In the video below, you can see him sitting next to James Mooney in full regalia.

Richard was born December 20, 1954 in Gordon, Nebraska to David Swallow and Margaret Red Shirt Swallow. Richard lived in Wounded Knee, SD with his family. Richard attended school in; Porcupine, Sioux Falls, and Pine Ridge, SD before finally attaining his GED. Richard met Ethel “Bonnie” Bear Killer in high school and married her in 1980.

 Richard’s life was one of service to others. He was a Substance Abuse counselor at the Main Artery in Long Beach CA. Richard entered the ministry and continued thereafter. He became an Oglala Sioux Tribal Public Safety Officer and was ordained into both; the Native American Church in July 1981 by Priest Emerson Spider SR and into Orchard Valley Ministries in Wichita,KS by Rev. Bob McKinney in April  of 1981.

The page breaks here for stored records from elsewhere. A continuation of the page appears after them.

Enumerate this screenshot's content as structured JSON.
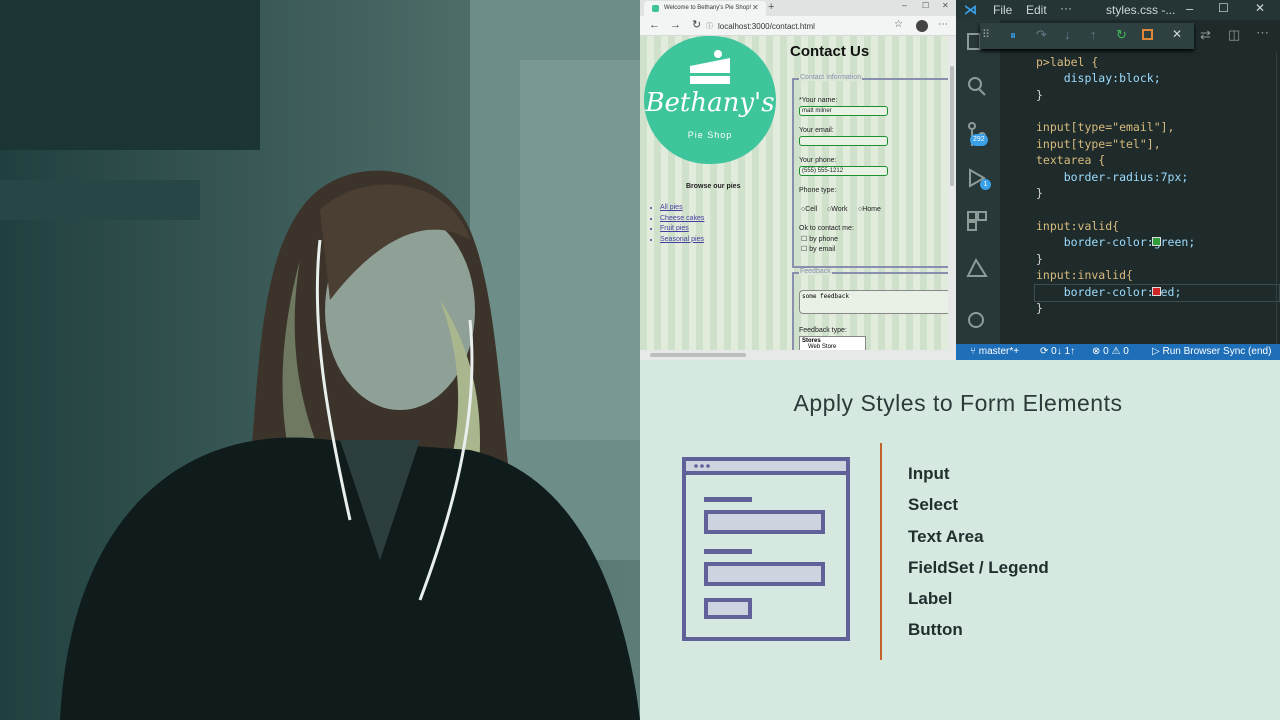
{
  "browser": {
    "tab_title": "Welcome to Bethany's Pie Shop!",
    "url": "localhost:3000/contact.html",
    "logo_line1": "Bethany's",
    "logo_line2": "Pie Shop",
    "heading": "Contact Us",
    "browse_heading": "Browse our pies",
    "pie_links": [
      "All pies",
      "Cheese cakes",
      "Fruit pies",
      "Seasonal pies"
    ],
    "legend_contact": "Contact Information",
    "label_name": "*Your name:",
    "value_name": "matt milner",
    "label_email": "Your email:",
    "label_phone": "Your phone:",
    "value_phone": "(555) 555-1212",
    "label_phone_type": "Phone type:",
    "phone_types": [
      "Cell",
      "Work",
      "Home"
    ],
    "label_ok_contact": "Ok to contact me:",
    "contact_options": [
      "by phone",
      "by email"
    ],
    "legend_feedback": "Feedback",
    "feedback_text": "some feedback",
    "label_feedback_type": "Feedback type:",
    "feedback_group": "Stores",
    "feedback_option": "Web Store"
  },
  "vscode": {
    "menu": [
      "File",
      "Edit",
      "···"
    ],
    "window_title": "styles.css -...",
    "code_lines": [
      "p>label {",
      "    display:block;",
      "}",
      "",
      "input[type=\"email\"],",
      "input[type=\"tel\"],",
      "textarea {",
      "    border-radius:7px;",
      "}",
      "",
      "input:valid{",
      "    border-color:green;",
      "}",
      "input:invalid{",
      "    border-color:red;",
      "}"
    ],
    "badge_scm": "292",
    "badge_debug": "1",
    "status_branch": "master*+",
    "status_sync": "0↓ 1↑",
    "status_problems": "0 ⚠ 0",
    "status_run": "Run Browser Sync (end)"
  },
  "slide": {
    "title": "Apply Styles to Form Elements",
    "items": [
      "Input",
      "Select",
      "Text Area",
      "FieldSet / Legend",
      "Label",
      "Button"
    ],
    "accent": "#c0622a",
    "icon_color": "#5f6198"
  }
}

Richard SwallowRichard was trained for working the developmentally challenged and became a wildland firefighter. He started his own store/garage in Porcupine –‘Swallow Tipi Grounds Store’. He was requested to move to Chadron NE to minister while at the Chadron Native American Center. He started the ‘Triple S’ Mission from his own home to all those in need.

In 1990 Richard became a Sun Dance leader. Six years later Richard’s vision, interpreted by Leonard Crow Dog, was that he was to lead – Richard was designated as Chief of the Standing Buffalo Clan by his father. His Lakota name, given by Crow Dog is “Otiota yuha mani”- he who walks with the foundations. For 16 years he researched the Holy Bible along with observing the Lakota beliefs and traditions, finding parallels and combining both teachings into one spiritual practice.